An elderly woman whose identity shifted before and after convictions for killing and poisoning men is once again at the centre of confusion over what her last name truly is.
Melissa Ann Shepard, who became known as the Black Widow, departed a Nova Scotia prison this month after serving her full sentence for spiking her newlywed husband’s coffee with tranquilizers in North Sydney.
On March 18, the Halifax police issued a public warning on its website about the 80-yearold’s release, stating her identity is Melissa Ann Shephard, with a second “h,’’ but it appears that spelling is not correct.
The release notes she has a history of offences dating back to 1992 that include a conviction for manslaughter of a former husband whom she ran over with a car, and in 2013 for administering a noxious substance to Fred Weeks.
Police spokeswoman Const. Dianne Woodworth says the announcement’s spelling of her name is based on Correctional Service Canada documents.
A spokeswoman for the federal prison service says the spelling is based on a court document from the Nova Scotia Supreme Court that committed Shepard to serve her time at the Nova Institution in Truro.
However, the executive director of the Nova Scotia Judiciary says that when Shepard’s trial was held in 2013, the court used the spelling without the second “h’’.
“I think it was just a clerical error,’’ Margaret MacInnis said in a telephone interview, when asked about the additional “h’’ in the warrant of committal document sent to the federal prison.
“At the earliest stage of the proceeding, the court confirmed the identification of the accused in the case. ... In this case, that name is ‘ Shepard,’’’ she wrote in an email.
The Canadian Press contacted a family member in Pictou, N.S., who also confirmed the spelling of Shepard, the name of her former husband in Prince Edward Island.
In a followup email, Woodworth said if Correctional Service Canada notifies police of an error, “we would be pleased to amend this.’’
Marisa Piccini, a spokeswoman for the agency, said the prison relies on Nova Scotia Supreme Court documents for spelling, but she didn’t respond to an emailed request for comment after the judiciary indicated an error had occurred.
Court documents indicate Shepard has had multiple names over the years.
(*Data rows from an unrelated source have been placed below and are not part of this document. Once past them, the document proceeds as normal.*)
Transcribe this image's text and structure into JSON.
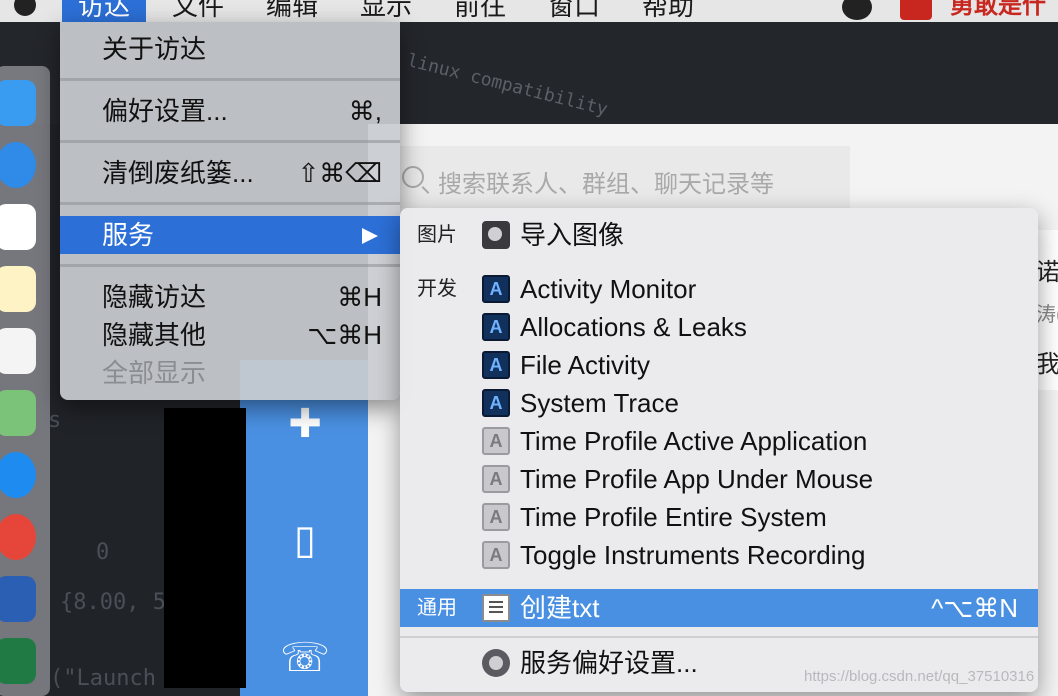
{
  "menubar": {
    "items": [
      "访达",
      "文件",
      "编辑",
      "显示",
      "前往",
      "窗口",
      "帮助"
    ],
    "right_text": "勇敢是什"
  },
  "background": {
    "code_snippet": "linux compatibility",
    "code_fragments": [
      "s",
      "0",
      "{8.00, 5",
      "(\"Launch"
    ]
  },
  "app": {
    "search_placeholder": "搜索联系人、群组、聊天记录等",
    "right_fragments": [
      "诺浏",
      "涛(",
      "我"
    ]
  },
  "finder_menu": {
    "about": "关于访达",
    "preferences": "偏好设置...",
    "preferences_shortcut": "⌘,",
    "empty_trash": "清倒废纸篓...",
    "empty_trash_shortcut": "⇧⌘⌫",
    "services": "服务",
    "hide": "隐藏访达",
    "hide_shortcut": "⌘H",
    "hide_others": "隐藏其他",
    "hide_others_shortcut": "⌥⌘H",
    "show_all": "全部显示"
  },
  "services_menu": {
    "cat_pictures": "图片",
    "import_image": "导入图像",
    "cat_development": "开发",
    "dev_items": [
      "Activity Monitor",
      "Allocations & Leaks",
      "File Activity",
      "System Trace",
      "Time Profile Active Application",
      "Time Profile App Under Mouse",
      "Time Profile Entire System",
      "Toggle Instruments Recording"
    ],
    "cat_general": "通用",
    "create_txt": "创建txt",
    "create_txt_shortcut": "^⌥⌘N",
    "services_prefs": "服务偏好设置..."
  },
  "watermark": "https://blog.csdn.net/qq_37510316"
}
When her last trial began in 2013, initial court records indicated she was using the last name of her victim, Fred Weeks, who was hospitalized after she slipped drugs into his coffee. It later emerged that Shepard’s marriage to Weeks wasn’t registered and the name change hadn’t occurred.
Shepard has also been known by the last name of former husband Robert Edmund Friedrich, who died in 2002, and by the last name of Gordon Stewart, before her conviction of manslaughter in his death.
Barb McKenna, a Charlottetown Guardian writer who investigated Shepard’s shifting appearance and stories in the 1990s, says it’s important the police, the prison, the Crown and the courts establish her name and its correct spelling.
“She has used so many names in the past ... she could easily say, ‘ That’s not me. My name is spelled differently,’’’ she said.
Mark Knox, the defence lawyer for Shepard, said in a telephone interview on March 21 that sworn police statements in the Crown application for a peace bond have the name spelled with the additional “h.’’ He said he would attempt to contact his client to ask her view.
However, he did not respond to followup requests for an interview last week.
James Giacomantonio, the Crown lawyer in the peace bond case, said in an interview Tuesday that he’s not sure how he’ll deal with the issue.
“I don’t know if we’d bring it up in court. We might bring it up before court. We have an interest in making sure it’s spelled right,’’ he said.
Giacomantonio said the peace bond restrictions include that Shepard report any potential relationship with a man, keep authorities aware of where she is living, and inform police of changes to her appearance.
There are also restrictions on her use of the Internet.
Melissa Ann Shepard, known as the Internet Black Widow, arrives at court in Dartmouth, N.S., in this recent photo.